3. Create Tension
Sometimes a secret can mean the difference between life and death for a character who’s headed toward danger, and readers rip through pages to find out if he’ll reverse course in time.
Action films frequently employ this tactic, but it’s effective in sentimental stories too. In the Christian movie Run the Race, Zach’s brother, Dave, suffers from seizures. During one scene, Dave and Zach are working on opposite sides of a grocery store. Thanks to a camera switch, viewers watch as Dave starts having a seizure. Zach calls out for his brother, and the silence forces him to check aisle after aisle. With each empty one he passes, readers want to shout at him to hurry.
The tension skyrockets because a character the audience loves is at risk, and his brother can’t fly to the rescue when he has no idea that anything is wrong. This places a massive question mark over Dave’s survival.
You can imitate this effect by alternating POVs instead of camera angles. The information one character possesses might not reach another before disaster strikes, which builds uncertainty that tugs readers forward.
Dramatic Irony Adds Layers
In actuality, dramatic irony isn’t about drama. It’s about meaning. When we conceal facts from our characters, we’re changing how they navigate their worlds. When we shroud meaning, characters fill in the gaps with notions of their own.
Their fears can introduce readers to the mercy Catherine and Zal experience in their tales. Their confusion can inspire readers to be more compassionate to prevent despair like Langston’s. And their perseverance in the face of catastrophe, like the situation with Zach and his brother, can show readers the strength of love. Dramatic irony is subtle, but it has the power to shift readers’ perspectives.

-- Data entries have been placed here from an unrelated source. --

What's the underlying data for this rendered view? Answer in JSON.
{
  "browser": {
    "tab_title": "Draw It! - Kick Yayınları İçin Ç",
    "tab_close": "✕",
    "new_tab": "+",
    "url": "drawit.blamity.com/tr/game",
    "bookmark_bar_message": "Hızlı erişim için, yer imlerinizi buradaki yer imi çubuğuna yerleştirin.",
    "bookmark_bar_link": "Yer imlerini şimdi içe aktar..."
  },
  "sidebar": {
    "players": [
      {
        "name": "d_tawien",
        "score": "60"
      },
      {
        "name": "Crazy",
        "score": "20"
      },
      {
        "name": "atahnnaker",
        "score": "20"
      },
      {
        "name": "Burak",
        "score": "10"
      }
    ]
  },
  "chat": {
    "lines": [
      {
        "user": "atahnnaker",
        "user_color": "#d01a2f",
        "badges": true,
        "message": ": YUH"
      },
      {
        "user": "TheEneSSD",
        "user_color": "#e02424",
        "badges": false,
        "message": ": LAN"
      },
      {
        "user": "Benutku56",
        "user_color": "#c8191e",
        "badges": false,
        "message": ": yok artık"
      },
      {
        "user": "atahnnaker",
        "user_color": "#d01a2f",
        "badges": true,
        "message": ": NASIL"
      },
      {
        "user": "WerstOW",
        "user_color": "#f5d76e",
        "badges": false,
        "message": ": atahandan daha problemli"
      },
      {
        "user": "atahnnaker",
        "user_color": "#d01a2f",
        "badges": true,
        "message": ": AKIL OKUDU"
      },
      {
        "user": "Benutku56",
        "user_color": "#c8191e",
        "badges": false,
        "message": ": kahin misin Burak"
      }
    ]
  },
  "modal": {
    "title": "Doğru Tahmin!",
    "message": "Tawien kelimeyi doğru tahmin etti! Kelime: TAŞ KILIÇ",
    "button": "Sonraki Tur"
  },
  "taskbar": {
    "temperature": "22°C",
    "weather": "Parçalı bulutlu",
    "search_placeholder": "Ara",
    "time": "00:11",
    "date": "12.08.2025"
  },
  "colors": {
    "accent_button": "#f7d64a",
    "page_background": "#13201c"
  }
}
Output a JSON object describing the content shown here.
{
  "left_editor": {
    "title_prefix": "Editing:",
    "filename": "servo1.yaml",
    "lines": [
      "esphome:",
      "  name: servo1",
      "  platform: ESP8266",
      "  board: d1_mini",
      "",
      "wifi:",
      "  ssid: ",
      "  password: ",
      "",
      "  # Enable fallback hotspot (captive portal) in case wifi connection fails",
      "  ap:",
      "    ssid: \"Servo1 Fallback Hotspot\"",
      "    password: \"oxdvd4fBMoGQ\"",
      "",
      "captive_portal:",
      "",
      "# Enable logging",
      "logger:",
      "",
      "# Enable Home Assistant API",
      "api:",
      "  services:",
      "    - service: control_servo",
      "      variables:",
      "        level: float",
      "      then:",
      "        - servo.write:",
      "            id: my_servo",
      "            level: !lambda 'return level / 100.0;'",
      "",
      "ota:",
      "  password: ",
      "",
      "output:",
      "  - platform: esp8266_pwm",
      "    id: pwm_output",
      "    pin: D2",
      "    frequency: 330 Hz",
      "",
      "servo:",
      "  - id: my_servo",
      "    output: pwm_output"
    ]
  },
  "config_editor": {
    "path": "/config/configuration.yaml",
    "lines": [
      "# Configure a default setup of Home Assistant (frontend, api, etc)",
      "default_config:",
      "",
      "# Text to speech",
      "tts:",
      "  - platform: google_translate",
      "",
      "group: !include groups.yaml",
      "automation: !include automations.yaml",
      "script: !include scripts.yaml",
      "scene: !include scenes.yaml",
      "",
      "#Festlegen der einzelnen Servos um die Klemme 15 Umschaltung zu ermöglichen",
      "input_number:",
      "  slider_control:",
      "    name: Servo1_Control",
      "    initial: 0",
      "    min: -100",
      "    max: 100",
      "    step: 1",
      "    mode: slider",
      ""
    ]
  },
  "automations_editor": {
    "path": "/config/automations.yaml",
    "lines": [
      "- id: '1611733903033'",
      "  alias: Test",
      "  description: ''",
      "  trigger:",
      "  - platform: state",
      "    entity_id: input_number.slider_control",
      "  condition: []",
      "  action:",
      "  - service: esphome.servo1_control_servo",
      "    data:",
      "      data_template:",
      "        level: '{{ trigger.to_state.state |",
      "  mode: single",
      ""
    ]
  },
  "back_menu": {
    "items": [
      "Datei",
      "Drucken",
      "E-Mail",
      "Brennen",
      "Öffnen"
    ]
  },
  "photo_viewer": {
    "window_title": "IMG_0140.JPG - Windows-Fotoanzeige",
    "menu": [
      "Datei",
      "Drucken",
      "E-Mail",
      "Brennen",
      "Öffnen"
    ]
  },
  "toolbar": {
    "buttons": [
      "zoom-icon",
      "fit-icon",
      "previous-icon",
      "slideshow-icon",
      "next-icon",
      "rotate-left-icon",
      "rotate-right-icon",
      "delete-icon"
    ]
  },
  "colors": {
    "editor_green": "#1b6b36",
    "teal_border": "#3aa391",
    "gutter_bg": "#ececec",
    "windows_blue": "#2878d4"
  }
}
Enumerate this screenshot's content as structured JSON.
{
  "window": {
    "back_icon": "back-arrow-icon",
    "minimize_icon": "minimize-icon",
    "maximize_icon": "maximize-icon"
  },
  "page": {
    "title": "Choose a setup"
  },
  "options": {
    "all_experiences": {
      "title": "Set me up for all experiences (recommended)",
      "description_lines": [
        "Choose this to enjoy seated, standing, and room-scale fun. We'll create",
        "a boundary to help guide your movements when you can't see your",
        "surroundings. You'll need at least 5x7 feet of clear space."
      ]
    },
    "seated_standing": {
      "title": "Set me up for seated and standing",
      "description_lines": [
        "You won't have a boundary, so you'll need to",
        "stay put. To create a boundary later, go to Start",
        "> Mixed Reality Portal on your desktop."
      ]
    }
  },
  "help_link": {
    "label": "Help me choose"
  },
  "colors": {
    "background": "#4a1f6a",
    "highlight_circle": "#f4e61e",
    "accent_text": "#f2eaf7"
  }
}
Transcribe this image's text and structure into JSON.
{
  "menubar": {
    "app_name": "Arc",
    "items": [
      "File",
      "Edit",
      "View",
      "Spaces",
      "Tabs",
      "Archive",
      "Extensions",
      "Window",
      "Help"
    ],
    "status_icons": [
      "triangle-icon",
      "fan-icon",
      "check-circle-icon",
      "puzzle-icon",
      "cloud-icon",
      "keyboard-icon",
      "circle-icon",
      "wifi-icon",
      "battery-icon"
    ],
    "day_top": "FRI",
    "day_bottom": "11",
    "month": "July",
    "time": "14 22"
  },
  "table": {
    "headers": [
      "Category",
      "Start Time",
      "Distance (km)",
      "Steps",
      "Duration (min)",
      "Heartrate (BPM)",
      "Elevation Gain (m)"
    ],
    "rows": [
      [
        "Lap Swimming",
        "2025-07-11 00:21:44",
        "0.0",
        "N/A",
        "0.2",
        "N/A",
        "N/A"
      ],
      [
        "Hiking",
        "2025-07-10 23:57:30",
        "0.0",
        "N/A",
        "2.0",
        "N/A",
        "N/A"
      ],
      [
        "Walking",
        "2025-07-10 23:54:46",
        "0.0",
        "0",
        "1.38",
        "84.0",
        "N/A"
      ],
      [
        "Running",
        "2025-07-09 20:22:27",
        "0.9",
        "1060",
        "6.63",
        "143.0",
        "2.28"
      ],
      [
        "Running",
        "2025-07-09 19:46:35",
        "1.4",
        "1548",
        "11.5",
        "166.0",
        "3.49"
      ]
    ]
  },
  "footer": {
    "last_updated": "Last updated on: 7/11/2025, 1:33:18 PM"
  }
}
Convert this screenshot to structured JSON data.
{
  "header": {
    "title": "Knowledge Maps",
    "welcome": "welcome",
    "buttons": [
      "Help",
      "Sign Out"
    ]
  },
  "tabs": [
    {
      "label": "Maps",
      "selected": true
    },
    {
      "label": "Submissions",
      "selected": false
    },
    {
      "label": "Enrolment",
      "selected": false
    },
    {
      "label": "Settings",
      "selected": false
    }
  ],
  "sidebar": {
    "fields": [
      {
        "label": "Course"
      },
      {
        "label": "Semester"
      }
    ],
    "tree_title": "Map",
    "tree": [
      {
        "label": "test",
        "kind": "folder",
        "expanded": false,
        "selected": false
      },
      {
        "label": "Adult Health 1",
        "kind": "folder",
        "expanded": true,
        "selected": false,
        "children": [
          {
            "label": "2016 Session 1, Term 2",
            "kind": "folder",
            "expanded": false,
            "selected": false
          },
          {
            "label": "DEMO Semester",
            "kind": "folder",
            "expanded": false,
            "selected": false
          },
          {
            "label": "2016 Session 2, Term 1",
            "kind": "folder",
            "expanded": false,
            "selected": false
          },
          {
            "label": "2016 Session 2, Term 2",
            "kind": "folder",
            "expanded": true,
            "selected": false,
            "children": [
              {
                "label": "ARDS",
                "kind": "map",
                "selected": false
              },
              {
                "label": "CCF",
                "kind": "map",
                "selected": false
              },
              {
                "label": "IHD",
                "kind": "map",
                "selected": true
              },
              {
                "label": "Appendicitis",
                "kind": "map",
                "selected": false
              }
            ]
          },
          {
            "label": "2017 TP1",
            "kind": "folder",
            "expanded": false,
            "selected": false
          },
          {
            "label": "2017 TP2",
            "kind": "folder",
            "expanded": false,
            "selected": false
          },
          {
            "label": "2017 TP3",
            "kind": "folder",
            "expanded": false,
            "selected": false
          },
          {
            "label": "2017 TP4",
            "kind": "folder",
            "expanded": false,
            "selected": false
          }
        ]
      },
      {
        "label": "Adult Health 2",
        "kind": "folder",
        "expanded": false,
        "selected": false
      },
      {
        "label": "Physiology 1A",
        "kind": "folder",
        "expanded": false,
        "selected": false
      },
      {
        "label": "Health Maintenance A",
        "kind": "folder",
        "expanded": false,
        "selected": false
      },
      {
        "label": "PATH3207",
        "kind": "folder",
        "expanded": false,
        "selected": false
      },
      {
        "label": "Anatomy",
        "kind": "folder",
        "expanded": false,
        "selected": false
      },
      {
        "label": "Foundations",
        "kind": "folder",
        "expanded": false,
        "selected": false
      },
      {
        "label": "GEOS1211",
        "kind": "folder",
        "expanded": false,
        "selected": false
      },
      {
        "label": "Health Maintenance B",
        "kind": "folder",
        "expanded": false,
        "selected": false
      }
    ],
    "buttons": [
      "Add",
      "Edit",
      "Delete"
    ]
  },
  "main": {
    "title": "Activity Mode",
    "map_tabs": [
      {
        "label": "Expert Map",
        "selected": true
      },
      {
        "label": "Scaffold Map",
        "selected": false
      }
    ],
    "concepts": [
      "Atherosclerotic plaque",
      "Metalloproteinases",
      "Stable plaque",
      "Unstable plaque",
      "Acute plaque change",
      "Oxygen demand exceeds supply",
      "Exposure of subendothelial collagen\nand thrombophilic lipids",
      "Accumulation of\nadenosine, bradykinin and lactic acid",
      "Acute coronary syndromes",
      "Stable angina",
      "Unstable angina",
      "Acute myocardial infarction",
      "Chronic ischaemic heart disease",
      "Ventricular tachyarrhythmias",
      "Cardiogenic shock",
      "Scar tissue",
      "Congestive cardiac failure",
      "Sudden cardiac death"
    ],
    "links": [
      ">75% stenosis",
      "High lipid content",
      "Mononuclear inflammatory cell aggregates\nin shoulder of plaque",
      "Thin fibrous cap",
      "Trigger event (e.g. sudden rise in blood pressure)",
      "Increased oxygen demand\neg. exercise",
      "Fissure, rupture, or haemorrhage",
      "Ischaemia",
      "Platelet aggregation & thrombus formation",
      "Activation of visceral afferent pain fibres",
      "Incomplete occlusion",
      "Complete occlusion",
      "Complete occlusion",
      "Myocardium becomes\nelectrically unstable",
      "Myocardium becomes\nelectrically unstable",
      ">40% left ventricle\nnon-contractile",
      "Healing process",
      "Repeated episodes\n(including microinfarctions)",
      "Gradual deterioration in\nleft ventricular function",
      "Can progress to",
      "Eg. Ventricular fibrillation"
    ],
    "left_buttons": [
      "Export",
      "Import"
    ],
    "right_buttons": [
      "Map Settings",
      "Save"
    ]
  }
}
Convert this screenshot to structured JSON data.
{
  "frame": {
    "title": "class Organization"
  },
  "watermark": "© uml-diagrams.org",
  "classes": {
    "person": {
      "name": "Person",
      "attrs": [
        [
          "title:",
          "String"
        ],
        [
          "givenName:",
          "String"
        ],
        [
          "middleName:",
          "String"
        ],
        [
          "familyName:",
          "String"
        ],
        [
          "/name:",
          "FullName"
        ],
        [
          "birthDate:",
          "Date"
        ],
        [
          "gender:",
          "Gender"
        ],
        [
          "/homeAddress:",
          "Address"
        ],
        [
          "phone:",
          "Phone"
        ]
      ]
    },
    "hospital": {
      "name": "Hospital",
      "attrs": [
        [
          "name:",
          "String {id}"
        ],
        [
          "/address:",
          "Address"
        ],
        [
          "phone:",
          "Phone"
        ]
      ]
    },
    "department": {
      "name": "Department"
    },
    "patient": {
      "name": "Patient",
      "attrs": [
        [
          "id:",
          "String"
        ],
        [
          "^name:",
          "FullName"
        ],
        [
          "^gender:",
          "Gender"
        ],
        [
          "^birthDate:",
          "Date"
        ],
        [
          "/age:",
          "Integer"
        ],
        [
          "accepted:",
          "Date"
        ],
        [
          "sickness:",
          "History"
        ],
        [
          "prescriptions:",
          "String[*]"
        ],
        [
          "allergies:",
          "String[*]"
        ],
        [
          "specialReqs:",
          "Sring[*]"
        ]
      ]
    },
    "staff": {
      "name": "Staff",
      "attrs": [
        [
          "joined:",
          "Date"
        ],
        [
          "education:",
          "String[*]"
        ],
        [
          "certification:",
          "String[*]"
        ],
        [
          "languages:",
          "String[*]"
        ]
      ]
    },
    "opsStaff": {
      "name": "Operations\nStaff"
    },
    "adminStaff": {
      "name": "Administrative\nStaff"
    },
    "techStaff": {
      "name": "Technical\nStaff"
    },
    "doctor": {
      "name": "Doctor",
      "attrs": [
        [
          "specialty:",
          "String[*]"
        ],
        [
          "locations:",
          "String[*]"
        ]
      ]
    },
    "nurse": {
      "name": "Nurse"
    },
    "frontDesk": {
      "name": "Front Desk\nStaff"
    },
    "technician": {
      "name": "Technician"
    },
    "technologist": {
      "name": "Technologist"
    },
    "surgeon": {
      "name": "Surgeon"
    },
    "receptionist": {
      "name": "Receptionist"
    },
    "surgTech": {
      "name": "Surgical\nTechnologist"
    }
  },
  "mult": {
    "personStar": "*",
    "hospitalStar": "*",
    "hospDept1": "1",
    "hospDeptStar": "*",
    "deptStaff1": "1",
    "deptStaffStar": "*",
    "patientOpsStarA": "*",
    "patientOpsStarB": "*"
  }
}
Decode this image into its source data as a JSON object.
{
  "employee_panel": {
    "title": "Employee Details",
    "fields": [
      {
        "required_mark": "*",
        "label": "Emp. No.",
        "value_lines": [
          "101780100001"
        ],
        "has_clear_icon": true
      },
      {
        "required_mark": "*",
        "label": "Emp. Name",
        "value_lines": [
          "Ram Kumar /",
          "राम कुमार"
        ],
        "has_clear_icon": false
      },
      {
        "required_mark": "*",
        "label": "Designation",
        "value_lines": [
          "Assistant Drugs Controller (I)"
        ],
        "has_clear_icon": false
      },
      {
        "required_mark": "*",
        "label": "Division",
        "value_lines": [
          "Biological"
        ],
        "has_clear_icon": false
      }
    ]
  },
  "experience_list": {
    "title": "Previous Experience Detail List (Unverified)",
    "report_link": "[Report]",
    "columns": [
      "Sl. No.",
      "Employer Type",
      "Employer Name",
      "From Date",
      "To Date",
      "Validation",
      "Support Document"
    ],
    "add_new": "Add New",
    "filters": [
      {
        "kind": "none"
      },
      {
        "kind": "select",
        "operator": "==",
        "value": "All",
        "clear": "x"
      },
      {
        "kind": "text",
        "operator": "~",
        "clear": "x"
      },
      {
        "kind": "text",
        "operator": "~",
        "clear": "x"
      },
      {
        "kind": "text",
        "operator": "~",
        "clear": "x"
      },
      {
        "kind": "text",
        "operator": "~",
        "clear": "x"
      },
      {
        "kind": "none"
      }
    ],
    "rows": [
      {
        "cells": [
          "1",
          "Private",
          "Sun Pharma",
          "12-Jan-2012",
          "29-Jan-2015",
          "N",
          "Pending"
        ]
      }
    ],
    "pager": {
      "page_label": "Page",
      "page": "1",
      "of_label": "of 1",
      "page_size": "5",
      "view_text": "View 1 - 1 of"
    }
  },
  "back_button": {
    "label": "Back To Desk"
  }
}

A long time ago on a hill not so far away, Gabrielle Pollack fell in love. Not with ice cream or cats (though those things are never far from her side) but with storytelling. Since then, she’s been glued to a keyboard and is always in the midst of a writing project, whether a story, blog post, or book. She was a reader before becoming a writer, however, and believes paradise should include thick novels, hot cocoa, a warm fire, and “Do Not Disturb” signs. Her favorite stories include Brandon Sanderson’s Mistborn saga and Nadine Brandes’s Out of Time trilogy.
As those who know her will confess, Gabby is a whole lot of weirdness packed into one INFP. Sharp objects, storms, and trees are her friends, along with stubborn characters and, on occasion, actual people. When she’s not writing, she’s shooting arrows through thickets and subsequently missing her target, jamming on the piano, and pushing her cat off her keyboard. She hopes to infuse her fiction with honesty, victory, and hope, and create stories that grip readers from the first page to the last. Her other goals include saving the world and mastering a strange concept called adulthood.